++++ Provided material

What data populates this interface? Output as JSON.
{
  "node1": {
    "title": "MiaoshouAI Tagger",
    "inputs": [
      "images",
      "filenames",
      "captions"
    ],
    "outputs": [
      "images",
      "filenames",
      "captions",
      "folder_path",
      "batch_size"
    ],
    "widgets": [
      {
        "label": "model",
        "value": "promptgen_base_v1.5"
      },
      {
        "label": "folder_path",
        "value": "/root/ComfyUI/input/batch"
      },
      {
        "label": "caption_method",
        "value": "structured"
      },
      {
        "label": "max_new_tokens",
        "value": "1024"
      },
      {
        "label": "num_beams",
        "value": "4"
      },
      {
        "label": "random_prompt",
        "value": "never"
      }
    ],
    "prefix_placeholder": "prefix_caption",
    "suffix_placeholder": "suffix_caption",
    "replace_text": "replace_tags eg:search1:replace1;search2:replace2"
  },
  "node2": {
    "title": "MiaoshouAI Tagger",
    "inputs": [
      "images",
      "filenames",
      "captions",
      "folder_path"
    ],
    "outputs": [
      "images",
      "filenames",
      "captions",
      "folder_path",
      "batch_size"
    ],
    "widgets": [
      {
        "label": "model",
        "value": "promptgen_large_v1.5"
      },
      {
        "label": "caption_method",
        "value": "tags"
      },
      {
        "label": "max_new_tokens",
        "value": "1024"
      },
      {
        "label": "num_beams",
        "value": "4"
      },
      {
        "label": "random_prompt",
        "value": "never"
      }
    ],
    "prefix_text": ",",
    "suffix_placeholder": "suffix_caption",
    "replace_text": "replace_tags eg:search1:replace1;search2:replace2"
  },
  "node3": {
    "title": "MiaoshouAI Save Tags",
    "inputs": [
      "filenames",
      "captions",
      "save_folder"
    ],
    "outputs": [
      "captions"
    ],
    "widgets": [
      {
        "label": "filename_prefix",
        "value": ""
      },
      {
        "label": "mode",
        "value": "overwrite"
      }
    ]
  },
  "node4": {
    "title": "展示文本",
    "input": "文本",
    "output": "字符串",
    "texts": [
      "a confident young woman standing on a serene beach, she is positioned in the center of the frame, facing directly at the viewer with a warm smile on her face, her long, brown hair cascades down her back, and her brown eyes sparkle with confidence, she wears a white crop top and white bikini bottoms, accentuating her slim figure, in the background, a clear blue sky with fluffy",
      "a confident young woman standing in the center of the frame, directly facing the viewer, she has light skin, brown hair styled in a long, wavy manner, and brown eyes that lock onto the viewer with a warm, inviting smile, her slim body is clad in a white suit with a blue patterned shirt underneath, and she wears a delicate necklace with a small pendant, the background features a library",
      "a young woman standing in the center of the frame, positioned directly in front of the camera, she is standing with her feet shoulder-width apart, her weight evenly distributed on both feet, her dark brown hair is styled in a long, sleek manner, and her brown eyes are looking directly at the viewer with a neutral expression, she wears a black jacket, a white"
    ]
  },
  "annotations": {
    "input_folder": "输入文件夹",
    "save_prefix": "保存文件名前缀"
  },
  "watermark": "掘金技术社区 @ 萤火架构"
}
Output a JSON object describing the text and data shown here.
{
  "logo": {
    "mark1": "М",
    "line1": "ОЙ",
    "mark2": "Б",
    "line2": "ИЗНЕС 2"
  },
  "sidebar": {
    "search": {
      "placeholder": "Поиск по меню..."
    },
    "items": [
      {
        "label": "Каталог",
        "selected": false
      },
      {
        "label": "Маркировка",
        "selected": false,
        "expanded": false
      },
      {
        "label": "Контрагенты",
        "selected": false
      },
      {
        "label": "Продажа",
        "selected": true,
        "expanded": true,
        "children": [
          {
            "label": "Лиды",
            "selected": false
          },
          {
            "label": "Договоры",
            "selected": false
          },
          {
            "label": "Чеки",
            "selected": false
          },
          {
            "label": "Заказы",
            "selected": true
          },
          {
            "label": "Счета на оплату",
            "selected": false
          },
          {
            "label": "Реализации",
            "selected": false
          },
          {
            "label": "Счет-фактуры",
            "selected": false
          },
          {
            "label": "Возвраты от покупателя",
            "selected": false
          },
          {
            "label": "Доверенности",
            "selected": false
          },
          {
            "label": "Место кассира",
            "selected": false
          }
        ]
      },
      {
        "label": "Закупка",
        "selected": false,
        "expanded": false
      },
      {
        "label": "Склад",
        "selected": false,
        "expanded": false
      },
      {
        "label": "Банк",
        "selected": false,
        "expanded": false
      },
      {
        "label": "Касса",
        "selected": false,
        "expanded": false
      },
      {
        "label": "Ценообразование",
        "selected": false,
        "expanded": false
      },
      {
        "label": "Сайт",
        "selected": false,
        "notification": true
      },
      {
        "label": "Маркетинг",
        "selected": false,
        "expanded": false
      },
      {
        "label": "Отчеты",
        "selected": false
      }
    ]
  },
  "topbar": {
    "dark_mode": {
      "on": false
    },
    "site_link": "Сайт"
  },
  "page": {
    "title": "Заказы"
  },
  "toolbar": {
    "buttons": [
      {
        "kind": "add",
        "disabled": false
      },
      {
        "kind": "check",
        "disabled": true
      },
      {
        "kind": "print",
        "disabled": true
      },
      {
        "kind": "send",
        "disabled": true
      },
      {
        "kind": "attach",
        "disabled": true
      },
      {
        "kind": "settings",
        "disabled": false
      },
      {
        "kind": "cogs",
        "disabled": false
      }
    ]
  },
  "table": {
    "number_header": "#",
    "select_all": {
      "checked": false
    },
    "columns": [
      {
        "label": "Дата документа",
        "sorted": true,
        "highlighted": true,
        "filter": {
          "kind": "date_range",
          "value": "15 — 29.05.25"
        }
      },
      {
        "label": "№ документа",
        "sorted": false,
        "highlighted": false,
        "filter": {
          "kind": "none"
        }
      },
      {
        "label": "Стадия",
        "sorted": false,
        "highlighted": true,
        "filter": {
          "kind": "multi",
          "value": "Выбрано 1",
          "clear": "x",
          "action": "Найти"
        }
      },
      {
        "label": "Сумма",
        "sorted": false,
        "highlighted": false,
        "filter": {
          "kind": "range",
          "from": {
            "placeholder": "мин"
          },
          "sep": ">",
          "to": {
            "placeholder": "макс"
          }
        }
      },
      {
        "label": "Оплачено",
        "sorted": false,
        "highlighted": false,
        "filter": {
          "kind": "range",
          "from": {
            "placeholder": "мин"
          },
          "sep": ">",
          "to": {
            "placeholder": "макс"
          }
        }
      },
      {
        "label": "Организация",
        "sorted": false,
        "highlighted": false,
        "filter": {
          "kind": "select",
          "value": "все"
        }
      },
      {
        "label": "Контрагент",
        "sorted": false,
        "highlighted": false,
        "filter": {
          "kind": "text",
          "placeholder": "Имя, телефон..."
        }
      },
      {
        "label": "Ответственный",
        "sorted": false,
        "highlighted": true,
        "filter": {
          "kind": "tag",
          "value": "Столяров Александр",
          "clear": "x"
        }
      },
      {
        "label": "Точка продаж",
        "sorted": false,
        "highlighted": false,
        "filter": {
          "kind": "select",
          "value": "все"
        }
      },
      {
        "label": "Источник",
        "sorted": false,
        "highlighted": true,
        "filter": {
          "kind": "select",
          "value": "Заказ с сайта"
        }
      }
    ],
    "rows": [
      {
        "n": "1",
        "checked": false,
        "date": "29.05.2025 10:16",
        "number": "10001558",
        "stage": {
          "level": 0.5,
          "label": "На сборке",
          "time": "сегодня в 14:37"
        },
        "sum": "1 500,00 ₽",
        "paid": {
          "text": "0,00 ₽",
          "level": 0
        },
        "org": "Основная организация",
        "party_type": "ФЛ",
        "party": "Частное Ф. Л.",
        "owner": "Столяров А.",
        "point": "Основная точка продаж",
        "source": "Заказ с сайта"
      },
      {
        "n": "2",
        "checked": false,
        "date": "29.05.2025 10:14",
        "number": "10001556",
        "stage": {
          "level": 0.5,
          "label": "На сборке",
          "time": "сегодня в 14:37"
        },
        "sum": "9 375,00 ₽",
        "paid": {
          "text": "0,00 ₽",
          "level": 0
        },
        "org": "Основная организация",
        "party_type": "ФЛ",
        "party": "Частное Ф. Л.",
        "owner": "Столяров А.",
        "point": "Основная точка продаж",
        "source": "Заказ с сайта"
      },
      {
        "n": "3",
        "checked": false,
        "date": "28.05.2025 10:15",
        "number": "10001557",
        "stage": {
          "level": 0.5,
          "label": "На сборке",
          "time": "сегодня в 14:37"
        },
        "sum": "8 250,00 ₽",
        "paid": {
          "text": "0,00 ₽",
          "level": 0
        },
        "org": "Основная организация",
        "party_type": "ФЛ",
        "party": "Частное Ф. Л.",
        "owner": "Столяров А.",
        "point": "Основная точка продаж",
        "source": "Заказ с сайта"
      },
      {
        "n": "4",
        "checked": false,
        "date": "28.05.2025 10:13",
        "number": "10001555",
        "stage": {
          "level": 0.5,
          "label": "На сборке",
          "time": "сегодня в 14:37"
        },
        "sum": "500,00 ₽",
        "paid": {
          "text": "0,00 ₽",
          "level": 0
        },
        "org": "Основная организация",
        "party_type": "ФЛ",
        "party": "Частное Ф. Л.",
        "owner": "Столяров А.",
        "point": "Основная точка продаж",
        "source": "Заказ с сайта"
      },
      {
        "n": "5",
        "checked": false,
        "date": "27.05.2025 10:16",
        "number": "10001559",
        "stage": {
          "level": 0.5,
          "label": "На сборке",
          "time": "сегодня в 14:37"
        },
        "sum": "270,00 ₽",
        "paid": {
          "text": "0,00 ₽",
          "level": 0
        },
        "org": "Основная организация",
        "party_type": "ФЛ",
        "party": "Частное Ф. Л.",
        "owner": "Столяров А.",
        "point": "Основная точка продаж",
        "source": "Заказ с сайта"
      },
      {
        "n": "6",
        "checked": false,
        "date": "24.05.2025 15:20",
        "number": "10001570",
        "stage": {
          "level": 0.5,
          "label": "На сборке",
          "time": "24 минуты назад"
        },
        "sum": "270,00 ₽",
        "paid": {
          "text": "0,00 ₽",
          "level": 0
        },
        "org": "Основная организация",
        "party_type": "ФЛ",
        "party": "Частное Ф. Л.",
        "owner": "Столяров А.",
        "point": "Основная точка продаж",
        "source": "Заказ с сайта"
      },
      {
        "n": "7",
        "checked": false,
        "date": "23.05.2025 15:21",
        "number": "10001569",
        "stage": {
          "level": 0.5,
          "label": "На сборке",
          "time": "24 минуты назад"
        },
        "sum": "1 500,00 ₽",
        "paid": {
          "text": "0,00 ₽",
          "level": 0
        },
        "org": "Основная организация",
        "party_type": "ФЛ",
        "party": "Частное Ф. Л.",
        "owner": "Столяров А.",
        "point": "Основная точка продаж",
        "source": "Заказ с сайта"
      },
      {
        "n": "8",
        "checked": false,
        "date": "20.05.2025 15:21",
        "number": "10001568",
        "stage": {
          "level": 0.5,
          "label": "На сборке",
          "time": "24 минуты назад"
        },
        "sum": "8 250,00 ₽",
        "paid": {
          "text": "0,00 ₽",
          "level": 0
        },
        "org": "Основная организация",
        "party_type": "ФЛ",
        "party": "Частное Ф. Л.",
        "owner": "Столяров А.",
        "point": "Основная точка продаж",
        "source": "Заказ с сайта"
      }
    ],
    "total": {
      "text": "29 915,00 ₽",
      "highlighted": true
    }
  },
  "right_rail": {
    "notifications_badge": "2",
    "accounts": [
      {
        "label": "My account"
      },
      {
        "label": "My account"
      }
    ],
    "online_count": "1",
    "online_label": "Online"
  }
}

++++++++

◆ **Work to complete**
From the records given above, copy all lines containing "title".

◆ **Response area**
    "title": "MiaoshouAI Tagger",
    "title": "MiaoshouAI Tagger",
    "title": "MiaoshouAI Save Tags",
    "title": "展示文本",
    "title": "Заказы"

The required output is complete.